▼
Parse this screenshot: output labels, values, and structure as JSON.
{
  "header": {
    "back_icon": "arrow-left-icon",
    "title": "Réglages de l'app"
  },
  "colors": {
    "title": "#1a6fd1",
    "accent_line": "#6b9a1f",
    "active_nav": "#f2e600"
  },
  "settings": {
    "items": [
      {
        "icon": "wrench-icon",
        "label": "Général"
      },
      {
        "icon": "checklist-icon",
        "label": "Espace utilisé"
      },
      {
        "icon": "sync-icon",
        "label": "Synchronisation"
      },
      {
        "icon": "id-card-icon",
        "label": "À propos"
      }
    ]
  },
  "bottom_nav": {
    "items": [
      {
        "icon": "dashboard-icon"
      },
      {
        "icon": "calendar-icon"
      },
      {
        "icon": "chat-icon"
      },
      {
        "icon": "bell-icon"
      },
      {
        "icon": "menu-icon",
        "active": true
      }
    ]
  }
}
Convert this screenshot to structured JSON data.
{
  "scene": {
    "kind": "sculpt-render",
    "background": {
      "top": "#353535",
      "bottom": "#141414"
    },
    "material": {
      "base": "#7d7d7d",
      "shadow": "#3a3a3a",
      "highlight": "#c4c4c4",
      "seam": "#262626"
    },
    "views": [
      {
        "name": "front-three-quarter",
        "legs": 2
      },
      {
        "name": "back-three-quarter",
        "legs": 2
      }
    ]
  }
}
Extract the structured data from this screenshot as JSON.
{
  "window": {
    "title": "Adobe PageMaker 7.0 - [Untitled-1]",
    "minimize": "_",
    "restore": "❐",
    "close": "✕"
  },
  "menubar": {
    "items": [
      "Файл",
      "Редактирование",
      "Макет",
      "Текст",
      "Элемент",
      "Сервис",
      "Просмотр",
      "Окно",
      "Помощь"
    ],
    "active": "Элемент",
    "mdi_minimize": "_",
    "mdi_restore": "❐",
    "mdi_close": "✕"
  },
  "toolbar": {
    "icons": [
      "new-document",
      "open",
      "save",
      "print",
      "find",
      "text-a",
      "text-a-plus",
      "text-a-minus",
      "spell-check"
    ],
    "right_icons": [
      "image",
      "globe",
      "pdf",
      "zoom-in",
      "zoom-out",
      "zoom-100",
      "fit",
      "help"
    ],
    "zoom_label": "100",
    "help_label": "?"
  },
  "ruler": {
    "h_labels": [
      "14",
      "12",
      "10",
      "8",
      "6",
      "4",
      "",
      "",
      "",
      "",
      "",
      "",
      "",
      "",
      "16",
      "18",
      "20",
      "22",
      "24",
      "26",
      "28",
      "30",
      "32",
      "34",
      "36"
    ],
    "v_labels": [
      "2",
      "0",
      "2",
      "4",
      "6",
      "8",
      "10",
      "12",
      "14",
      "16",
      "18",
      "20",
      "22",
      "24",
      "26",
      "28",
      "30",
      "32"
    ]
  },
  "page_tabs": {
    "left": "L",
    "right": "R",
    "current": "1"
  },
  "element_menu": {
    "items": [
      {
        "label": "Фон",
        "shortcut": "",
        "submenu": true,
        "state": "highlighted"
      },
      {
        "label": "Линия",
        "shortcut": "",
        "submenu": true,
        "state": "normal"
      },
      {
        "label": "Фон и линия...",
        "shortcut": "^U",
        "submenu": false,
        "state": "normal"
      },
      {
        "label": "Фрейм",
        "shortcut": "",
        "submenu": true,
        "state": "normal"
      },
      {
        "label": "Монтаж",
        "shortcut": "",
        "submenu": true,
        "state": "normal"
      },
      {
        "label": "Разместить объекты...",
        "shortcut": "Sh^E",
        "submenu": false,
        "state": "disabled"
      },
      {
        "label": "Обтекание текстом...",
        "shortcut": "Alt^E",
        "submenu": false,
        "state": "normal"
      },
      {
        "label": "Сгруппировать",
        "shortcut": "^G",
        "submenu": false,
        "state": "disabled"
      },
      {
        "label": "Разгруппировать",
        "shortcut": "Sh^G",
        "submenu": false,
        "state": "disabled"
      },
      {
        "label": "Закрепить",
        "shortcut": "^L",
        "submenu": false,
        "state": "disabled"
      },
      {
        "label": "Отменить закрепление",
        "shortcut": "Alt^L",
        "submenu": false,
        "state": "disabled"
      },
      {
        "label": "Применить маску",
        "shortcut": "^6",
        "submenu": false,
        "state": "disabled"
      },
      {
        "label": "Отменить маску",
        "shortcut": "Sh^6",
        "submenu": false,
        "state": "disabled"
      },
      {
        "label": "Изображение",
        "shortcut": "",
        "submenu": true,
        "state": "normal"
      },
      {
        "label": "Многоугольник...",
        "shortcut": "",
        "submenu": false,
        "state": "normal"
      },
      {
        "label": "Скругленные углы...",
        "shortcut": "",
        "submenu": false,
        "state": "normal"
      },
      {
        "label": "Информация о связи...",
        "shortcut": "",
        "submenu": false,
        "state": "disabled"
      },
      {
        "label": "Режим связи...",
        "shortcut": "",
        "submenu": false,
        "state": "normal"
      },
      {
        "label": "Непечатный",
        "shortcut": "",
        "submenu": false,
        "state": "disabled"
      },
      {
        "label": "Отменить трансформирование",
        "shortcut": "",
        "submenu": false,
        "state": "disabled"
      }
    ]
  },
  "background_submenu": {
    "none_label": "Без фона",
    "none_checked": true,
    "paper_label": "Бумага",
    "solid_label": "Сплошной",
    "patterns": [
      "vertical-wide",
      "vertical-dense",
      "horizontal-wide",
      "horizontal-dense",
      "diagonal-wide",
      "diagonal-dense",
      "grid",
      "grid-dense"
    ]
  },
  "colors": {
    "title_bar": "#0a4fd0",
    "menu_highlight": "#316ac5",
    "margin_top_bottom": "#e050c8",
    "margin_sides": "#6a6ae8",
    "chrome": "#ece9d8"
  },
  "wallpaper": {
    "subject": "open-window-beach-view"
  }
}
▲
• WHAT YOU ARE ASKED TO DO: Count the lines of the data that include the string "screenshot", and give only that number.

• EXPECTED ANSWER: 3